**Data for this exercise:**
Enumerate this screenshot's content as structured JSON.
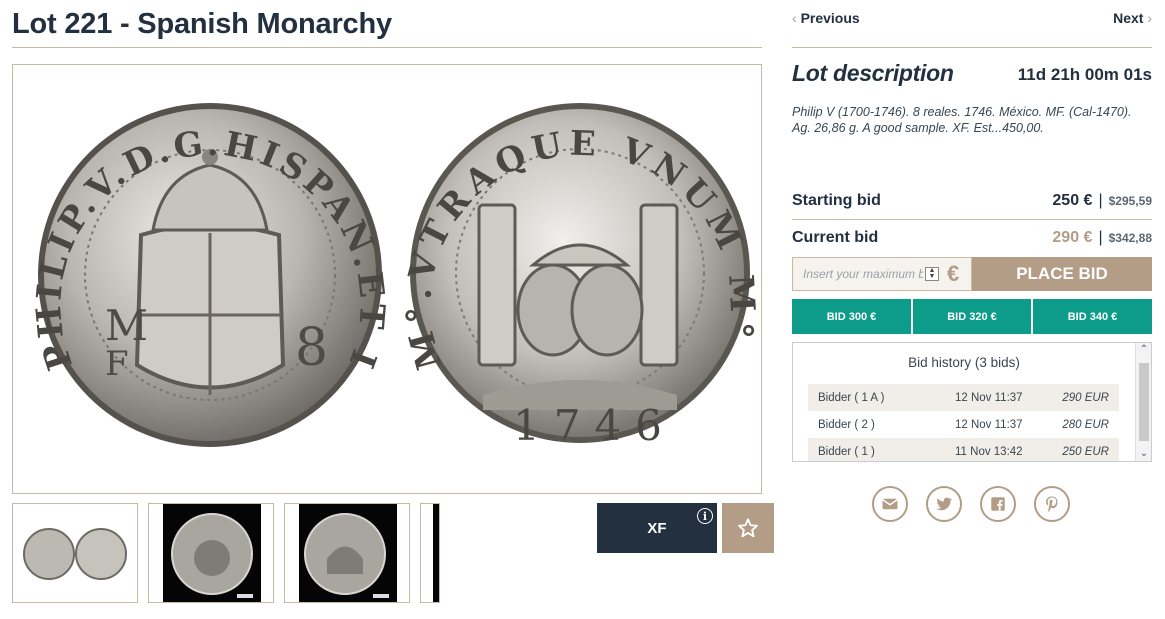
{
  "lot": {
    "title": "Lot 221 - Spanish Monarchy"
  },
  "nav": {
    "previous": "Previous",
    "next": "Next"
  },
  "description": {
    "heading": "Lot description",
    "countdown": "11d 21h 00m 01s",
    "text": "Philip V (1700-1746). 8 reales. 1746. México. MF. (Cal-1470). Ag. 26,86 g. A good sample. XF. Est...450,00."
  },
  "bids": {
    "starting_label": "Starting bid",
    "starting_amount": "250 €",
    "starting_converted": "$295,59",
    "current_label": "Current bid",
    "current_amount": "290 €",
    "current_converted": "$342,88",
    "separator": "|",
    "input_placeholder": "Insert your maximum bid",
    "currency_symbol": "€",
    "place_bid_label": "PLACE BID",
    "quick_bids": [
      "BID 300 €",
      "BID 320 €",
      "BID 340 €"
    ]
  },
  "history": {
    "title": "Bid history (3 bids)",
    "rows": [
      {
        "bidder": "Bidder ( 1 A )",
        "time": "12 Nov 11:37",
        "amount": "290 EUR"
      },
      {
        "bidder": "Bidder ( 2 )",
        "time": "12 Nov 11:37",
        "amount": "280 EUR"
      },
      {
        "bidder": "Bidder ( 1 )",
        "time": "11 Nov 13:42",
        "amount": "250 EUR"
      }
    ]
  },
  "grade": {
    "label": "XF",
    "info_icon": "i"
  },
  "icons": {
    "favorite": "star-icon",
    "social": [
      "mail-icon",
      "twitter-icon",
      "facebook-icon",
      "pinterest-icon"
    ]
  },
  "colors": {
    "navy": "#22303f",
    "tan": "#b39d86",
    "teal": "#0e9c8a",
    "rule": "#c8b9a4"
  }
}
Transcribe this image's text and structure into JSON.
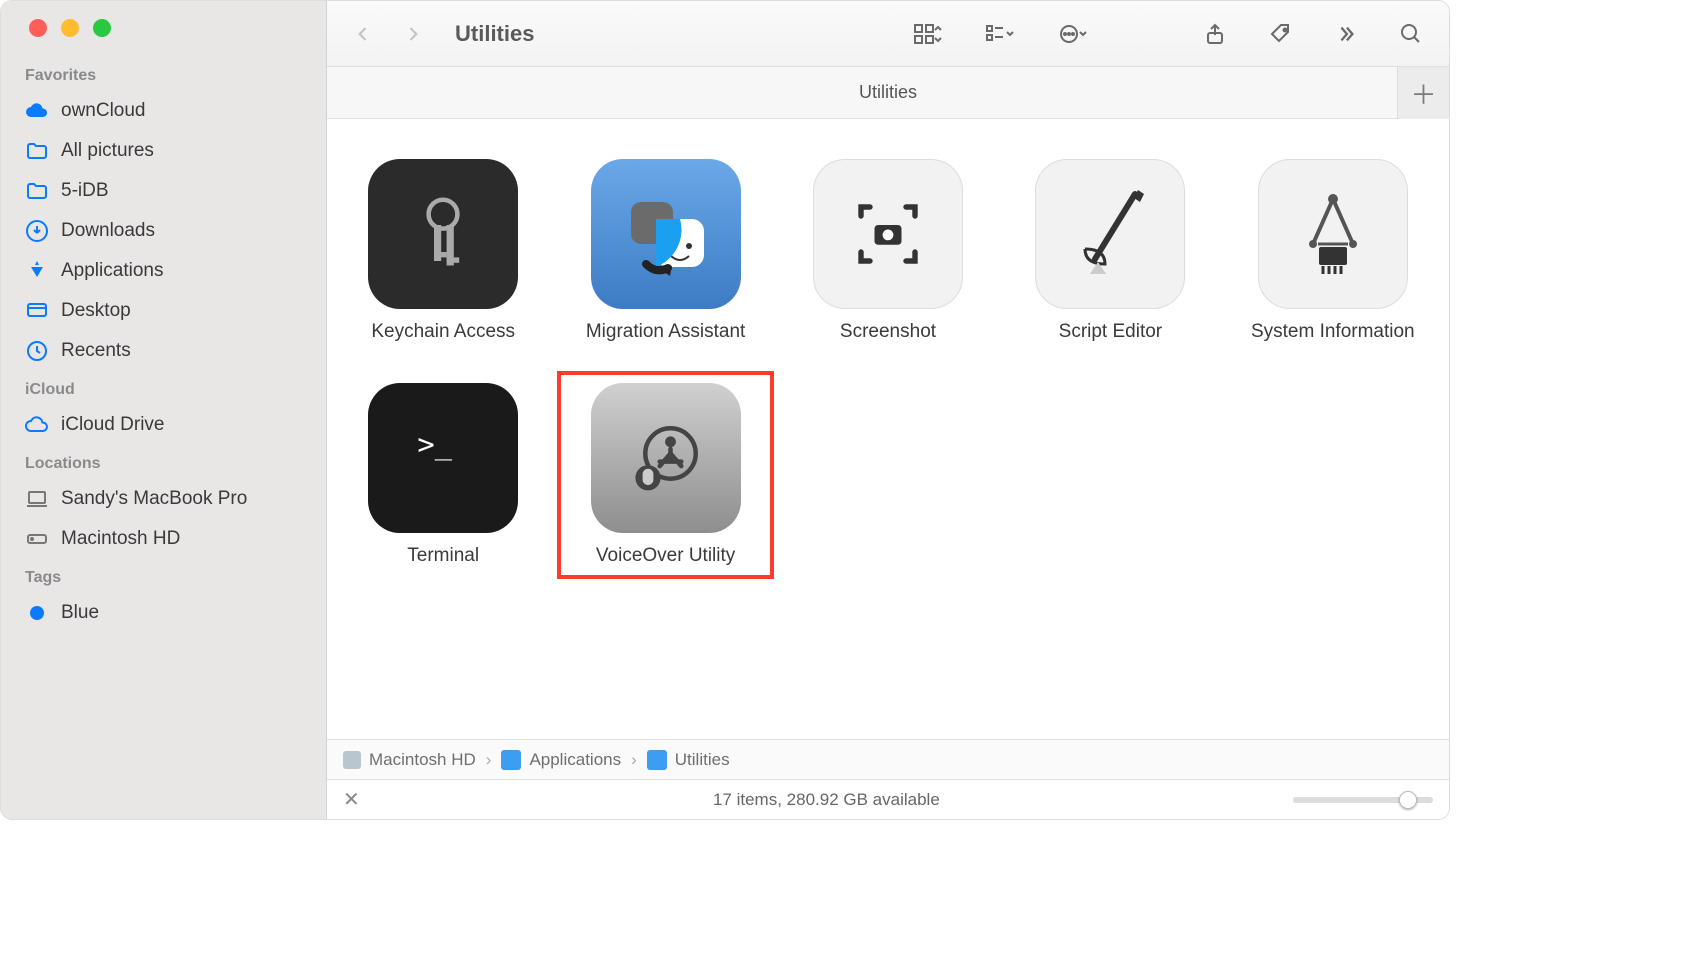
{
  "window": {
    "title": "Utilities"
  },
  "sidebar": {
    "sections": [
      {
        "title": "Favorites",
        "items": [
          {
            "label": "ownCloud",
            "icon": "cloud-sync-icon"
          },
          {
            "label": "All pictures",
            "icon": "folder-icon"
          },
          {
            "label": "5-iDB",
            "icon": "folder-icon"
          },
          {
            "label": "Downloads",
            "icon": "download-icon"
          },
          {
            "label": "Applications",
            "icon": "applications-icon"
          },
          {
            "label": "Desktop",
            "icon": "desktop-icon"
          },
          {
            "label": "Recents",
            "icon": "clock-icon"
          }
        ]
      },
      {
        "title": "iCloud",
        "items": [
          {
            "label": "iCloud Drive",
            "icon": "cloud-icon"
          }
        ]
      },
      {
        "title": "Locations",
        "items": [
          {
            "label": "Sandy's MacBook Pro",
            "icon": "laptop-icon",
            "gray": true
          },
          {
            "label": "Macintosh HD",
            "icon": "disk-icon",
            "gray": true
          }
        ]
      },
      {
        "title": "Tags",
        "items": [
          {
            "label": "Blue",
            "icon": "tag-dot",
            "color": "#0a7aff"
          }
        ]
      }
    ]
  },
  "tabbar": {
    "active_tab": "Utilities"
  },
  "pathbar": {
    "crumbs": [
      {
        "label": "Macintosh HD",
        "icon": "disk-mini-icon"
      },
      {
        "label": "Applications",
        "icon": "folder-mini-icon"
      },
      {
        "label": "Utilities",
        "icon": "folder-mini-icon"
      }
    ]
  },
  "statusbar": {
    "text": "17 items, 280.92 GB available"
  },
  "apps": [
    {
      "label": "Keychain Access",
      "icon": "keychain-icon",
      "cls": "ic-keychain"
    },
    {
      "label": "Migration Assistant",
      "icon": "migration-icon",
      "cls": "ic-migration"
    },
    {
      "label": "Screenshot",
      "icon": "screenshot-icon",
      "cls": "ic-screenshot"
    },
    {
      "label": "Script Editor",
      "icon": "script-icon",
      "cls": "ic-script"
    },
    {
      "label": "System Information",
      "icon": "sysinfo-icon",
      "cls": "ic-sysinfo"
    },
    {
      "label": "Terminal",
      "icon": "terminal-icon",
      "cls": "ic-terminal"
    },
    {
      "label": "VoiceOver Utility",
      "icon": "voiceover-icon",
      "cls": "ic-voiceover",
      "highlight": true
    }
  ]
}
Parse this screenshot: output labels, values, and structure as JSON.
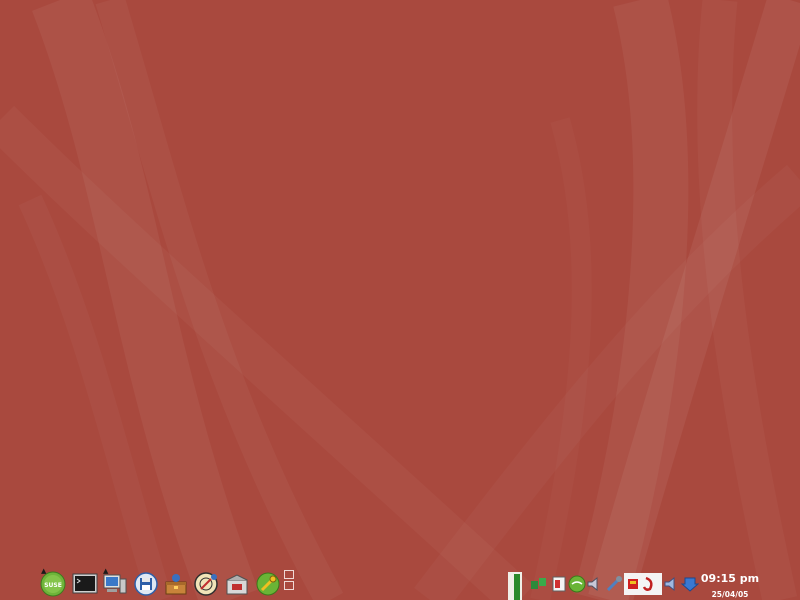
{
  "desktop": {
    "background_color": "#a9493e"
  },
  "taskbar": {
    "launchers": [
      {
        "icon": "suse-menu-icon",
        "label": "SUSE"
      },
      {
        "icon": "terminal-icon"
      },
      {
        "icon": "my-computer-icon"
      },
      {
        "icon": "floppy-disk-icon"
      },
      {
        "icon": "package-manager-icon"
      },
      {
        "icon": "web-browser-icon"
      },
      {
        "icon": "software-install-icon"
      },
      {
        "icon": "control-center-icon"
      }
    ],
    "pager_desktops": 2,
    "tray_icons": [
      "system-monitor-icon",
      "network-icon",
      "clipboard-icon",
      "update-status-icon",
      "volume-icon",
      "tools-icon",
      "power-icon",
      "help-icon",
      "volume-icon",
      "download-icon"
    ],
    "clock": {
      "time": "09:15 pm",
      "date": "25/04/05"
    }
  }
}
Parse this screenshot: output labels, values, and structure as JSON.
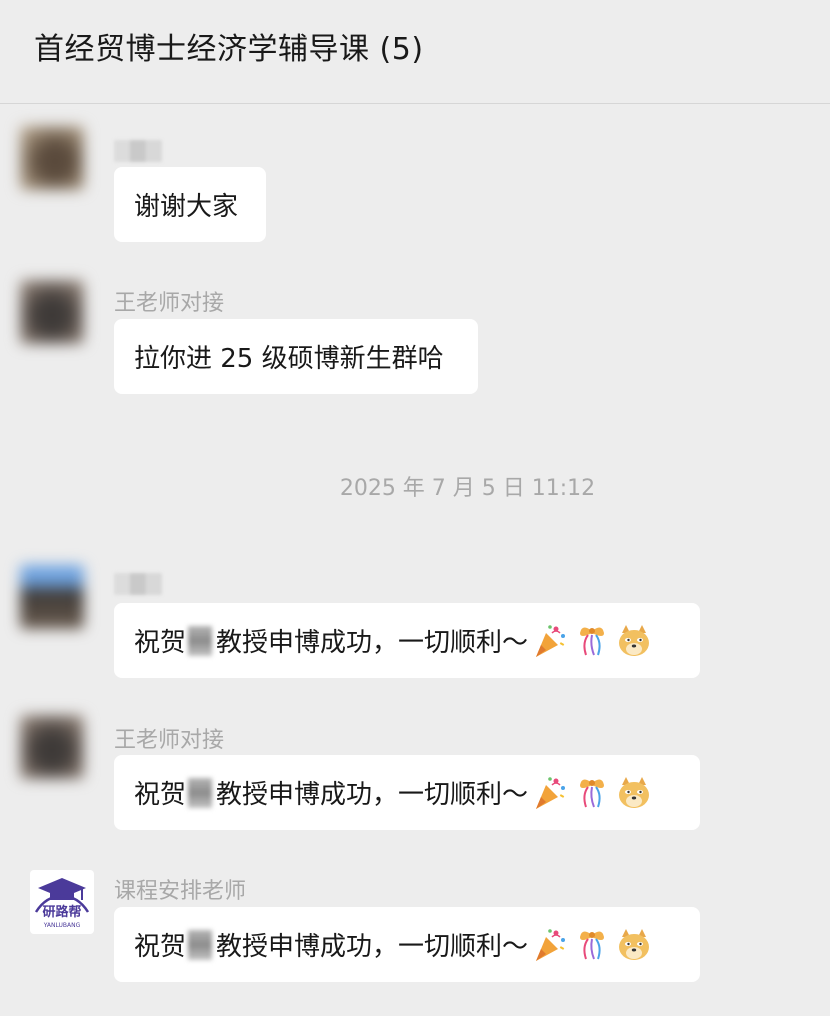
{
  "header": {
    "title": "首经贸博士经济学辅导课 (5)"
  },
  "messages": [
    {
      "sender": "",
      "text": "谢谢大家"
    },
    {
      "sender": "王老师对接",
      "text": "拉你进 25 级硕博新生群哈"
    },
    {
      "sender": "",
      "text_before": "祝贺",
      "text_after": "教授申博成功，一切顺利～"
    },
    {
      "sender": "王老师对接",
      "text_before": "祝贺",
      "text_after": "教授申博成功，一切顺利～"
    },
    {
      "sender": "课程安排老师",
      "text_before": "祝贺",
      "text_after": "教授申博成功，一切顺利～"
    }
  ],
  "timestamp": "2025 年 7 月 5 日 11:12",
  "logo": {
    "main": "研路帮",
    "sub": "YANLUBANG"
  },
  "icons": [
    "party-popper-icon",
    "ribbon-icon",
    "doge-icon"
  ]
}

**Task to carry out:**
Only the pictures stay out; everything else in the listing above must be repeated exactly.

**Written solution:**
Enumerate this screenshot's content as structured JSON.
{
  "lot": {
    "title": "Lot 221 - Spanish Monarchy"
  },
  "nav": {
    "previous": "Previous",
    "next": "Next"
  },
  "description": {
    "heading": "Lot description",
    "countdown": "11d 21h 00m 01s",
    "text": "Philip V (1700-1746). 8 reales. 1746. México. MF. (Cal-1470). Ag. 26,86 g. A good sample. XF. Est...450,00."
  },
  "bids": {
    "starting_label": "Starting bid",
    "starting_amount": "250 €",
    "starting_converted": "$295,59",
    "current_label": "Current bid",
    "current_amount": "290 €",
    "current_converted": "$342,88",
    "separator": "|",
    "input_placeholder": "Insert your maximum bid",
    "currency_symbol": "€",
    "place_bid_label": "PLACE BID",
    "quick_bids": [
      "BID 300 €",
      "BID 320 €",
      "BID 340 €"
    ]
  },
  "history": {
    "title": "Bid history (3 bids)",
    "rows": [
      {
        "bidder": "Bidder ( 1 A )",
        "time": "12 Nov 11:37",
        "amount": "290 EUR"
      },
      {
        "bidder": "Bidder ( 2 )",
        "time": "12 Nov 11:37",
        "amount": "280 EUR"
      },
      {
        "bidder": "Bidder ( 1 )",
        "time": "11 Nov 13:42",
        "amount": "250 EUR"
      }
    ]
  },
  "grade": {
    "label": "XF",
    "info_icon": "i"
  },
  "icons": {
    "favorite": "star-icon",
    "social": [
      "mail-icon",
      "twitter-icon",
      "facebook-icon",
      "pinterest-icon"
    ]
  },
  "colors": {
    "navy": "#22303f",
    "tan": "#b39d86",
    "teal": "#0e9c8a",
    "rule": "#c8b9a4"
  }
}
Transcribe this image's text and structure into JSON.
{
  "window": {
    "title": "Utilities"
  },
  "sidebar": {
    "sections": [
      {
        "title": "Favorites",
        "items": [
          {
            "label": "ownCloud",
            "icon": "cloud-sync-icon"
          },
          {
            "label": "All pictures",
            "icon": "folder-icon"
          },
          {
            "label": "5-iDB",
            "icon": "folder-icon"
          },
          {
            "label": "Downloads",
            "icon": "download-icon"
          },
          {
            "label": "Applications",
            "icon": "applications-icon"
          },
          {
            "label": "Desktop",
            "icon": "desktop-icon"
          },
          {
            "label": "Recents",
            "icon": "clock-icon"
          }
        ]
      },
      {
        "title": "iCloud",
        "items": [
          {
            "label": "iCloud Drive",
            "icon": "cloud-icon"
          }
        ]
      },
      {
        "title": "Locations",
        "items": [
          {
            "label": "Sandy's MacBook Pro",
            "icon": "laptop-icon",
            "gray": true
          },
          {
            "label": "Macintosh HD",
            "icon": "disk-icon",
            "gray": true
          }
        ]
      },
      {
        "title": "Tags",
        "items": [
          {
            "label": "Blue",
            "icon": "tag-dot",
            "color": "#0a7aff"
          }
        ]
      }
    ]
  },
  "tabbar": {
    "active_tab": "Utilities"
  },
  "pathbar": {
    "crumbs": [
      {
        "label": "Macintosh HD",
        "icon": "disk-mini-icon"
      },
      {
        "label": "Applications",
        "icon": "folder-mini-icon"
      },
      {
        "label": "Utilities",
        "icon": "folder-mini-icon"
      }
    ]
  },
  "statusbar": {
    "text": "17 items, 280.92 GB available"
  },
  "apps": [
    {
      "label": "Keychain Access",
      "icon": "keychain-icon",
      "cls": "ic-keychain"
    },
    {
      "label": "Migration Assistant",
      "icon": "migration-icon",
      "cls": "ic-migration"
    },
    {
      "label": "Screenshot",
      "icon": "screenshot-icon",
      "cls": "ic-screenshot"
    },
    {
      "label": "Script Editor",
      "icon": "script-icon",
      "cls": "ic-script"
    },
    {
      "label": "System Information",
      "icon": "sysinfo-icon",
      "cls": "ic-sysinfo"
    },
    {
      "label": "Terminal",
      "icon": "terminal-icon",
      "cls": "ic-terminal"
    },
    {
      "label": "VoiceOver Utility",
      "icon": "voiceover-icon",
      "cls": "ic-voiceover",
      "highlight": true
    }
  ]
}
Parse this screenshot: output labels, values, and structure as JSON.
{
  "desktop": {
    "background_color": "#a9493e"
  },
  "taskbar": {
    "launchers": [
      {
        "icon": "suse-menu-icon",
        "label": "SUSE"
      },
      {
        "icon": "terminal-icon"
      },
      {
        "icon": "my-computer-icon"
      },
      {
        "icon": "floppy-disk-icon"
      },
      {
        "icon": "package-manager-icon"
      },
      {
        "icon": "web-browser-icon"
      },
      {
        "icon": "software-install-icon"
      },
      {
        "icon": "control-center-icon"
      }
    ],
    "pager_desktops": 2,
    "tray_icons": [
      "system-monitor-icon",
      "network-icon",
      "clipboard-icon",
      "update-status-icon",
      "volume-icon",
      "tools-icon",
      "power-icon",
      "help-icon",
      "volume-icon",
      "download-icon"
    ],
    "clock": {
      "time": "09:15 pm",
      "date": "25/04/05"
    }
  }
}
Parse this screenshot: output labels, values, and structure as JSON.
{
  "header": {
    "title": "首经贸博士经济学辅导课 (5)"
  },
  "messages": [
    {
      "sender": "",
      "text": "谢谢大家"
    },
    {
      "sender": "王老师对接",
      "text": "拉你进 25 级硕博新生群哈"
    },
    {
      "sender": "",
      "text_before": "祝贺",
      "text_after": "教授申博成功，一切顺利～"
    },
    {
      "sender": "王老师对接",
      "text_before": "祝贺",
      "text_after": "教授申博成功，一切顺利～"
    },
    {
      "sender": "课程安排老师",
      "text_before": "祝贺",
      "text_after": "教授申博成功，一切顺利～"
    }
  ],
  "timestamp": "2025 年 7 月 5 日 11:12",
  "logo": {
    "main": "研路帮",
    "sub": "YANLUBANG"
  },
  "icons": [
    "party-popper-icon",
    "ribbon-icon",
    "doge-icon"
  ]
}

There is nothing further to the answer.